=== Section Start ===
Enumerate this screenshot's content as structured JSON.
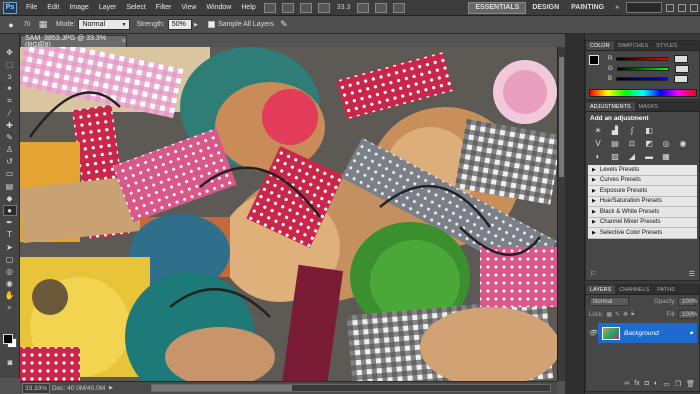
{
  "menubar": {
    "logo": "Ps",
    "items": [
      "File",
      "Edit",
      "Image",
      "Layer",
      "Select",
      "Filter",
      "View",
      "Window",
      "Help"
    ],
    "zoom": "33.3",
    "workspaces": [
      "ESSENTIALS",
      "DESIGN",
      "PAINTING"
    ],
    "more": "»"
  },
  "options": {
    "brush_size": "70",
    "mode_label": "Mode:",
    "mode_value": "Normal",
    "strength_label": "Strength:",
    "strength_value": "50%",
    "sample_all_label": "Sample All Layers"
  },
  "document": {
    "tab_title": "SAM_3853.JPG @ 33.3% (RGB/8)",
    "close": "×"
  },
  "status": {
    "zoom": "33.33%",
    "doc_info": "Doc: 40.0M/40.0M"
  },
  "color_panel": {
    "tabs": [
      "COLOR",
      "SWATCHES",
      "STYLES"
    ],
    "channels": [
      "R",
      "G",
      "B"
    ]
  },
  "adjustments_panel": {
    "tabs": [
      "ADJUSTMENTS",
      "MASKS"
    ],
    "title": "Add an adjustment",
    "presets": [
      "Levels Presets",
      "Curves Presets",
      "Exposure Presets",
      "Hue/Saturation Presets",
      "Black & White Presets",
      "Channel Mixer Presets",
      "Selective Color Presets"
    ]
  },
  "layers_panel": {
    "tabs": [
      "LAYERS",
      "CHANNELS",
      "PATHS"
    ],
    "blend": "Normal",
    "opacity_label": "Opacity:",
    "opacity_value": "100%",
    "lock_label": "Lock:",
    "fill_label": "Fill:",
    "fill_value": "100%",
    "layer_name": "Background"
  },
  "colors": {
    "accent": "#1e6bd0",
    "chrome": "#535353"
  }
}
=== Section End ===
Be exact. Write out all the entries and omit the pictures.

Enumerate this screenshot's content as structured JSON.
{
  "menubar": {
    "logo": "Ps",
    "items": [
      "File",
      "Edit",
      "Image",
      "Layer",
      "Select",
      "Filter",
      "View",
      "Window",
      "Help"
    ],
    "zoom": "33.3",
    "workspaces": [
      "ESSENTIALS",
      "DESIGN",
      "PAINTING"
    ],
    "more": "»"
  },
  "options": {
    "brush_size": "70",
    "mode_label": "Mode:",
    "mode_value": "Normal",
    "strength_label": "Strength:",
    "strength_value": "50%",
    "sample_all_label": "Sample All Layers"
  },
  "document": {
    "tab_title": "SAM_3853.JPG @ 33.3% (RGB/8)",
    "close": "×"
  },
  "status": {
    "zoom": "33.33%",
    "doc_info": "Doc: 40.0M/40.0M"
  },
  "color_panel": {
    "tabs": [
      "COLOR",
      "SWATCHES",
      "STYLES"
    ],
    "channels": [
      "R",
      "G",
      "B"
    ]
  },
  "adjustments_panel": {
    "tabs": [
      "ADJUSTMENTS",
      "MASKS"
    ],
    "title": "Add an adjustment",
    "presets": [
      "Levels Presets",
      "Curves Presets",
      "Exposure Presets",
      "Hue/Saturation Presets",
      "Black & White Presets",
      "Channel Mixer Presets",
      "Selective Color Presets"
    ]
  },
  "layers_panel": {
    "tabs": [
      "LAYERS",
      "CHANNELS",
      "PATHS"
    ],
    "blend": "Normal",
    "opacity_label": "Opacity:",
    "opacity_value": "100%",
    "lock_label": "Lock:",
    "fill_label": "Fill:",
    "fill_value": "100%",
    "layer_name": "Background"
  },
  "colors": {
    "accent": "#1e6bd0",
    "chrome": "#535353"
  }
}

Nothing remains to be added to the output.